New Zealand to introduce gun register
"Now we are moving to stop other firearms falling into the wrong hands," Jacinda Ardern (New Zealand's Prime Minister)
New Zealand's gun owners will have to register their weapons as part of the country's far-reaching overhaul to its licensing regime following the deadly attack on two mosques in Christchurch in March.
"In April we acted to take the most dangerous weapons out of circulation by prohibiting assault rifles and military style semi-automatics," Jacinda Ardern said in a statement on Monday.
"Now we are moving to stop other firearms falling into the wrong hands," she continued, announcing the second tranche of proposed changes to the country's 1983 firearms laws.
The proposed reform sees the establishment of a firearms register that links gun serial numbers to licence holders over the next five years.
It also includes halving the ten-year licence expiry to five years, barring visitors to New Zealand from purchasing firearms, registering the country's estimated 260 gun clubs and giving police more powers to intervene over concerns about a licence holder's behaviour.
"Under the current law, we do not know exactly how many guns are in circulation, who owns them, who is selling them, who is buying them, or how securely they are stored against the risk of theft or misuse," Police Minister Stuart Nash said.
While the now outlawed military-style semi-automatic rifles handguns and restricted weapons like fully automatic firearms previously had to be registered, shotguns and rifles, which make up 96 per cent of the country's weapons, did not.
"Our gun laws date from 1983 and are dangerously out of date," Ms Ardern said. Since then the firearms manufacturing industry and the ability to buy and sell online has markedly changed.
"The changes announced today have been decades in the making. It is now up to this parliament to deliver in the interests of public and personal safety," Ardern continued.
About 250,000 New Zealanders, out of a population of almost 4.8 million, hold a firearms licence. It is estimated there are around 1.5 million firearms in the country, including 13,500 registered military-style semi-automatic rifles

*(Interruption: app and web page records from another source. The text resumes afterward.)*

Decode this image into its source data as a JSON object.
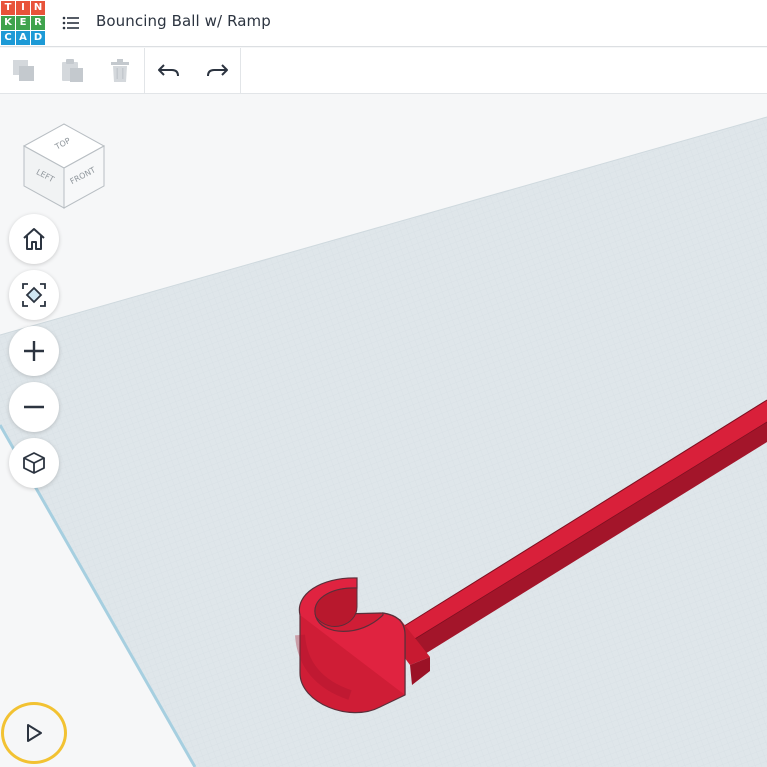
{
  "app": {
    "logo_letters": [
      "T",
      "I",
      "N",
      "K",
      "E",
      "R",
      "C",
      "A",
      "D"
    ],
    "logo_colors": [
      "#e8533a",
      "#e8533a",
      "#e8533a",
      "#3fa34d",
      "#3fa34d",
      "#3fa34d",
      "#1d9ad6",
      "#1d9ad6",
      "#1d9ad6"
    ],
    "menu_icon": "list-icon",
    "project_title": "Bouncing Ball w/ Ramp"
  },
  "toolbar": {
    "buttons": [
      {
        "name": "copy",
        "icon": "copy-icon",
        "enabled": false
      },
      {
        "name": "paste",
        "icon": "paste-icon",
        "enabled": false
      },
      {
        "name": "delete",
        "icon": "trash-icon",
        "enabled": false
      },
      {
        "name": "undo",
        "icon": "undo-icon",
        "enabled": true
      },
      {
        "name": "redo",
        "icon": "redo-icon",
        "enabled": true
      }
    ]
  },
  "viewcube": {
    "faces": {
      "top": "TOP",
      "left": "LEFT",
      "front": "FRONT"
    }
  },
  "view_controls": [
    {
      "name": "home-view",
      "icon": "home-icon"
    },
    {
      "name": "fit-all",
      "icon": "fit-view-icon"
    },
    {
      "name": "zoom-in",
      "icon": "plus-icon"
    },
    {
      "name": "zoom-out",
      "icon": "minus-icon"
    },
    {
      "name": "projection",
      "icon": "cube-icon"
    }
  ],
  "simulation": {
    "play_icon": "play-icon",
    "highlight_color": "#f2c232"
  },
  "colors": {
    "workplane": "#dfe6ea",
    "workplane_edge": "#a6cfe0",
    "shape_red": "#d9203a",
    "accent_dark": "#2c3440"
  }
}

New Zealand's Police Association has repeatedly called for a compulsory New Zealand gun register after a survey revealed that many police officers had been threatened with a firearm. New Zealand police are generally not armed.
Meanwhile police received more than 2,000 of the now illegal semi-automatic firearms at government gun buyback events held over the weekend.
Owners have until December 20 to hand in illegal weapons under an amnesty agreement, after New Zealand banned most semi-automatic firearms, some pump action shotguns and certain large capacity magazines in April.
The ban came less than a month after 51 people were killed and dozens injured when a suspected white supremacist opened fire at the Christchurch mosques.
© DPA 2019